Despite this, Acton remained sparsely populated until fairly recently. According to census data from the middle of the 18th century, Acton had only 160 families resident.

Like many other parts of West London, Acton was incorporated into London as the capital expanded in the nineteenth century, becoming an urban district in 1894.

In the nineteenth century, much of Acton’s population was employed in the laundry industry, earning the settlement the nickname “Soapsud Island”. The town’s soft water sources enabled over 600 laundries to open in South Acton alone, serving the hotels and rich homeowners of the West End.

At this time, Acton was noted as a deprived area. The town’s housing was described by city officials as “beneath mediocrity of character”, and taxes in the area had to be raised to cope with the growing number of dependent poor in the parish.

The Worshipful Company of Goldsmiths built twenty alms-houses to help house poor retired workers. These now survive as smartly-restored Grade II* listed cottages on East Churchfield Road, and are considered among the most architecturally beautiful buildings in the capital by English Heritage.

The twentieth century saw an end to the laundry industry as washing machines became commonplace household items. Acton instead became an industrial centre, particularly in the motor vehicle sector.

The town has also experienced major redevelopment, and now hosts a number of attractive developments. Many of these bear the names of the industrialists who helped bring employment to Acton Vale: including Napier House on Bromyard Avenue, Bronnley Court on The Vale, and several of the buildings in Factory Quarter on Larden Road.

As it was in the Middle Ages, Acton is still an excellent springboard for travellers heading into Central London. Along with Harrow, the town has its name in more train stations than any other location in the UK, with seven – Acton Central, Acton Main Line, Acton Town, East Acton, North Acton, South Acton and West Acton – and will join the Crossrail network once it is completed. This, along with its redevelopment, has cemented the area’s popularity with commuters.

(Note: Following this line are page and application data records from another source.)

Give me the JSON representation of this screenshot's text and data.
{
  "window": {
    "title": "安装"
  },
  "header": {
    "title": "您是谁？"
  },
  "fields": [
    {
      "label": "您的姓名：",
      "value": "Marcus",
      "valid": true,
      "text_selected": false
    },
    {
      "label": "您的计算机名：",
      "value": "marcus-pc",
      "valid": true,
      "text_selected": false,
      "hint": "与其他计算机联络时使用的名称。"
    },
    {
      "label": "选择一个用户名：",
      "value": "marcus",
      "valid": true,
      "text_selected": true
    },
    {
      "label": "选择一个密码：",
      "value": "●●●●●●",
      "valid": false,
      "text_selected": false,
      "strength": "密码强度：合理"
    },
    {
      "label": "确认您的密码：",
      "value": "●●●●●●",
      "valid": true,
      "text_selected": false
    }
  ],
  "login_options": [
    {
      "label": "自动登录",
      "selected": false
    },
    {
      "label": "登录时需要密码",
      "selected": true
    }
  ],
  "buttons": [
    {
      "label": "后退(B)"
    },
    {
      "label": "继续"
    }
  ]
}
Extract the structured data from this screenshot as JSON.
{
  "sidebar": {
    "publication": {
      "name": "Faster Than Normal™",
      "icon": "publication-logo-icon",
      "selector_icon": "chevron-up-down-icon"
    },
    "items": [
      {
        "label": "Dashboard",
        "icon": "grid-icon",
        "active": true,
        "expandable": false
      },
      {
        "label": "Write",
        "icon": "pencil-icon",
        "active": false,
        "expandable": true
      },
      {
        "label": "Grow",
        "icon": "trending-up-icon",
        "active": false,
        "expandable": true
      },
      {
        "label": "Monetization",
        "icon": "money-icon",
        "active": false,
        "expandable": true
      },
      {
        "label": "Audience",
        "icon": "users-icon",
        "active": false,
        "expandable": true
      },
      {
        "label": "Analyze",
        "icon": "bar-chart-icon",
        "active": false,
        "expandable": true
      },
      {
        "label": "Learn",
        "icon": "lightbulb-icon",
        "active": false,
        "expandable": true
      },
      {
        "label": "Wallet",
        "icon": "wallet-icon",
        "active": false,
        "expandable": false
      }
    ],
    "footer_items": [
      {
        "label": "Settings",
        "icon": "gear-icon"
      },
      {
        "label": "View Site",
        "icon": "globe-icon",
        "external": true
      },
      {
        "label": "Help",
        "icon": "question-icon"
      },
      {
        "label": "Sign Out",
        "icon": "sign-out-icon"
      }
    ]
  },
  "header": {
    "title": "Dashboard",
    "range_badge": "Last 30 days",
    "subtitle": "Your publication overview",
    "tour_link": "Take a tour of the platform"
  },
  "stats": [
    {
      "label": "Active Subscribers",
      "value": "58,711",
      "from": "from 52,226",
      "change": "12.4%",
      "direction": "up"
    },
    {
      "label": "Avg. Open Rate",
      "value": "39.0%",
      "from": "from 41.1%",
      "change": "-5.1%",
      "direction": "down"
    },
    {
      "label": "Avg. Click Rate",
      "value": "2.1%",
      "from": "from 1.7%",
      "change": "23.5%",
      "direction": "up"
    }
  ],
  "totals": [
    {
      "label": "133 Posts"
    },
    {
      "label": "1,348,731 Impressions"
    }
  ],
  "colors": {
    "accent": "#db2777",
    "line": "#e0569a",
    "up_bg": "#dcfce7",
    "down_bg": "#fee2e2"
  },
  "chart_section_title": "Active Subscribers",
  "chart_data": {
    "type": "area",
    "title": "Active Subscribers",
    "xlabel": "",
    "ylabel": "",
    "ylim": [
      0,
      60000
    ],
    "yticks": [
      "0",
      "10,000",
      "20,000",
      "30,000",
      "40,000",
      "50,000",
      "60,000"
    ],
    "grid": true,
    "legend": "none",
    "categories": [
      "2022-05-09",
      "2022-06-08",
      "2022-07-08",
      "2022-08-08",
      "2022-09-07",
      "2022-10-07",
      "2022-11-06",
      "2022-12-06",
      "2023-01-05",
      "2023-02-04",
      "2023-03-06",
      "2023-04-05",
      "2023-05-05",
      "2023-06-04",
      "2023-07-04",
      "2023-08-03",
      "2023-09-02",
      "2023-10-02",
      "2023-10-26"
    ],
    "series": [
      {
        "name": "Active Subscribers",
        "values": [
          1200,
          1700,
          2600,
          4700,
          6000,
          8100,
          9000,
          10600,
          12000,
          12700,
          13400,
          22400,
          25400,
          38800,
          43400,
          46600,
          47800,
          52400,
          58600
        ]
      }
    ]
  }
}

If you are interested in moving to Acton, contact our team on 020 8567 6757 today.